Apothecary jars were used to store and preserve crude and compounded drugs, in both dry and liquid forms. They were made from a variety of materials including wood, glass, ceramic, and metal. They came in various shapes and sizes: Tall-waisted albarelli and wide-mouth jars were used to store dry, bulky material such as leaves, bark, and flowers. Syrup jars with spouts and handles were used for liquids. Small, thin-necked containers held minute quantities of liquids, and tiny vials and pots were used for dispensing medicines to patients.
|Jar from King Augustus II's court pharmacy in Dresden, 1734|
The ceramic jars in the Bristol-Myers Squibb collection are an eclectic mix from European cities such as Faenza, Florence, Siena, Castel Durante, Urbino, Castelli, Genoa, Savona, Verona, Venice, Milan, Strasbourg, Rouen, Dresden, Berlin, Nuremberg, Offenbach, Flörsheim, Frankfurt, Hanau, Delft, and Catalonia.
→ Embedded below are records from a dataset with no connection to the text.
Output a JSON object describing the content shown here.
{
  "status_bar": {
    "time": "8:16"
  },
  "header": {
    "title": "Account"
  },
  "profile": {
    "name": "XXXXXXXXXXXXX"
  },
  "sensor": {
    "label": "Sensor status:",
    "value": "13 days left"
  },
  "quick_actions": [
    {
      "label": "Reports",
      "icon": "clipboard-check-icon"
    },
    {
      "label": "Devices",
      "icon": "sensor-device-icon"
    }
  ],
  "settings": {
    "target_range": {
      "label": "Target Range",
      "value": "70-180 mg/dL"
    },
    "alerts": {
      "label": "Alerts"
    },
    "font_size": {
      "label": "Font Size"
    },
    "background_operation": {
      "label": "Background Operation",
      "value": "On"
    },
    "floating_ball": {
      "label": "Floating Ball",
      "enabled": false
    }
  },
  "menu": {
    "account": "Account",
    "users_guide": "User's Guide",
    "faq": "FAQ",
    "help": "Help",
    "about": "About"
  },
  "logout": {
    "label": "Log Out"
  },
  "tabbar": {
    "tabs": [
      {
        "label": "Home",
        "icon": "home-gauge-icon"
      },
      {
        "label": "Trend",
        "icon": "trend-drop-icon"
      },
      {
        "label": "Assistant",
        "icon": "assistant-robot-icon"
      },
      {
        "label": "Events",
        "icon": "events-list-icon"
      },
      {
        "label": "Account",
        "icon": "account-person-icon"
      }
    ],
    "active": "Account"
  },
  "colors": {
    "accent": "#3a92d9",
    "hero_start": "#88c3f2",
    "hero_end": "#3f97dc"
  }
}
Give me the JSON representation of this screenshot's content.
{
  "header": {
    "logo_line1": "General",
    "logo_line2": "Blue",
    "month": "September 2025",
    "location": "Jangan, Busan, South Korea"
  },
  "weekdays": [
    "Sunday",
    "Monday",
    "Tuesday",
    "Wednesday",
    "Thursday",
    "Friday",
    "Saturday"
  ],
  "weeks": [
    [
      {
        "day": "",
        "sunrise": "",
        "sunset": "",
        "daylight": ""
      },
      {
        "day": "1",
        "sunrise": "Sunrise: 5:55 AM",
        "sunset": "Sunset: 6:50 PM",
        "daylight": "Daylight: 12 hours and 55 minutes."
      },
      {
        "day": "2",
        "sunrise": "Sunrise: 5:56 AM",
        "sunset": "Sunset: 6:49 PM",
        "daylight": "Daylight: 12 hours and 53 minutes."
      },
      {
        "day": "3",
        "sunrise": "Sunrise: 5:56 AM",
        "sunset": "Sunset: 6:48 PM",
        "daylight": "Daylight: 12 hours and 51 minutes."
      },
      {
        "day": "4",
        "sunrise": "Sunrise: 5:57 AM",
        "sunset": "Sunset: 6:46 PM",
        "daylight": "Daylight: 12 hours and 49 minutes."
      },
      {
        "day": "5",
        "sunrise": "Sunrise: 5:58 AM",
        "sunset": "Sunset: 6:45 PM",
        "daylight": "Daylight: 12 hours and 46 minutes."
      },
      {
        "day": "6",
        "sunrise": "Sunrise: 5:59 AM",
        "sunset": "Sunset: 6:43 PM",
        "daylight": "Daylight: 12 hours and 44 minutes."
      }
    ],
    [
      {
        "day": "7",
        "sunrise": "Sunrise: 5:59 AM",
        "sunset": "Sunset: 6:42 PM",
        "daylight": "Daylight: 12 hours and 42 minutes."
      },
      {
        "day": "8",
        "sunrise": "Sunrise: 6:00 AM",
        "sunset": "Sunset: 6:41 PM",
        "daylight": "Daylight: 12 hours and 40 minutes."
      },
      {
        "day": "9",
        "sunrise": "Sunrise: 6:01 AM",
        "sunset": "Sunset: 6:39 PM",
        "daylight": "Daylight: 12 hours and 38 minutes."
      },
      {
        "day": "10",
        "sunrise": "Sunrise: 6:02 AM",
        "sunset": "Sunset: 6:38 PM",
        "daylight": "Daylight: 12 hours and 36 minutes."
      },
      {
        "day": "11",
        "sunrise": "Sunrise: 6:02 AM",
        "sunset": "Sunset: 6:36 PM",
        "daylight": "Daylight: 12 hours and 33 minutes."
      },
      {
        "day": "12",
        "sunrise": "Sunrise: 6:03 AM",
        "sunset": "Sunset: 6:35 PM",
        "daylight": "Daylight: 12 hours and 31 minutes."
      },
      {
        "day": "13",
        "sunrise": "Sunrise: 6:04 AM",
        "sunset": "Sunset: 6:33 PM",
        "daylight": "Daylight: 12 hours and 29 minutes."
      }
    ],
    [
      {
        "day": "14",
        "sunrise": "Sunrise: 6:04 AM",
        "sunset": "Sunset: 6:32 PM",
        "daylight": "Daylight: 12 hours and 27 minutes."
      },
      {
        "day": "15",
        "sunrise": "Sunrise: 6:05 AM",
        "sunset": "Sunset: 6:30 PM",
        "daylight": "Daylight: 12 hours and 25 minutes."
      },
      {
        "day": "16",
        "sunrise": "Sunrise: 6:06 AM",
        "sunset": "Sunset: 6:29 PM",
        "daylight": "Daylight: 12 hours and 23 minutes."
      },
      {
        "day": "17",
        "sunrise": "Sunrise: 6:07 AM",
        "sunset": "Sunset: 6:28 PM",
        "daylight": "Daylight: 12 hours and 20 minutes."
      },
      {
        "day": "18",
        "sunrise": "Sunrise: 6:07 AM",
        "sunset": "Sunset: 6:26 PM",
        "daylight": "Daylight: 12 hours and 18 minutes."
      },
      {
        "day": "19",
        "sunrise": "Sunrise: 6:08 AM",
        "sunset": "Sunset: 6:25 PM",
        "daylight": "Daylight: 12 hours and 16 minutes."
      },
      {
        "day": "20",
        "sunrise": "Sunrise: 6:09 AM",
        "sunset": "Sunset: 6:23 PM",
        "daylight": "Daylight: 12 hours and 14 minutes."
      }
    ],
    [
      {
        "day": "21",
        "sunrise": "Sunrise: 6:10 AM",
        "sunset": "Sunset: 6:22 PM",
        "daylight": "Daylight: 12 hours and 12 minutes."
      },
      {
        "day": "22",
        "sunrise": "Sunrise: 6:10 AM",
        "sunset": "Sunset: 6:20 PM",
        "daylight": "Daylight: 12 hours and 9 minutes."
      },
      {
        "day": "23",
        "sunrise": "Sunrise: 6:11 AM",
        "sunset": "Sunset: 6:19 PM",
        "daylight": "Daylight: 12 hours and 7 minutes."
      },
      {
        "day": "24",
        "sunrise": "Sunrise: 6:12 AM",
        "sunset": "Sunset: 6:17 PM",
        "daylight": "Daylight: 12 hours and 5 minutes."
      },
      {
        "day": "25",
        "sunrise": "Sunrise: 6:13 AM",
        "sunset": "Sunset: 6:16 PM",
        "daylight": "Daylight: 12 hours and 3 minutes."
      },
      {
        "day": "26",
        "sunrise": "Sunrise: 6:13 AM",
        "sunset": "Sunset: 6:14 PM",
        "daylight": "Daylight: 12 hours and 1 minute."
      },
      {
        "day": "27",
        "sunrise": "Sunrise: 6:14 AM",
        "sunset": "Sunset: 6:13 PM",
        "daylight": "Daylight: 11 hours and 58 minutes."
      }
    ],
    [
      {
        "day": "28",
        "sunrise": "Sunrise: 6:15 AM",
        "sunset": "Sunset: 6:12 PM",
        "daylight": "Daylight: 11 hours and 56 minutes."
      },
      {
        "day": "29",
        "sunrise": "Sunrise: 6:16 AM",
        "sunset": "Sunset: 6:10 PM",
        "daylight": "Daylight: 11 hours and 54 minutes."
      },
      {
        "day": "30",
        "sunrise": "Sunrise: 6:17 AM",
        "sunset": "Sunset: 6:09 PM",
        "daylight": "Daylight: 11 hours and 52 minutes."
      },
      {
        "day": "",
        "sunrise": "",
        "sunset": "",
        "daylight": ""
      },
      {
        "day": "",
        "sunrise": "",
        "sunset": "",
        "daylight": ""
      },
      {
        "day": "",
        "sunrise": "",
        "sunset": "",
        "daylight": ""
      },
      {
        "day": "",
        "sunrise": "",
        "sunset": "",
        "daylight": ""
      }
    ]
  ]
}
Apothecary containers generally represented a small portion of a potter’s inventory of tiles and tableware. Drug jars were often a means to supplement a craftsman’s income. There was a steady market for apothecary containers for pharmacies, hospitals, palace apothecaries, and monasteries. Many Italian potters found the home market crowded, and thus they migrated to more lucrative areas across the European continent adding to the difficulty of identifying the provenance of early apothecary containers. Well-to-do pharmacists arranged to have large sets of jars produced with coats of arms or other distinguishing images symbols applied to the jars. For example, the straight-walled container 1991.0664.0715, produced in 1734 for the court pharmacy of Dresden, and bears the initials AR referring to Augustus Rex, King Augustus II (the Strong), of Poland. Flanking the initials are a coat of arms with crossed swords for the Electorate of Saxony, and another coat of arms for the Kingdom of Poland. Albarelli and other ceramic containers were also used in the home to store medicines, spices, and dyes. Containers without lids were covered with parchment or cloth and tied with a string at the neck.
Jars with labels referencing their contents begin to appear in the 15th century. Sometimes a blank area was left on the jar in which the apothecary could write the jars contents. The earliest jars in the collection are decorated with geometric patterns and deep blue and yellow hues. Historical and religious themes were popular as decoration in the 17th and 18th centuries.
Abbreviations and alchemical symbols seen on many of the collections jars varied from century to century and from country to country. One plant could be spelled or abbreviated several ways, consequently it is not always possible to decipher the labels on drug jars. Physicians and their patients were preoccupied with the digestive system. There was an inordinate number of remedies in the seventeenth and eighteenth century having to do with the control or the lack of control of bowels, flatulence etc.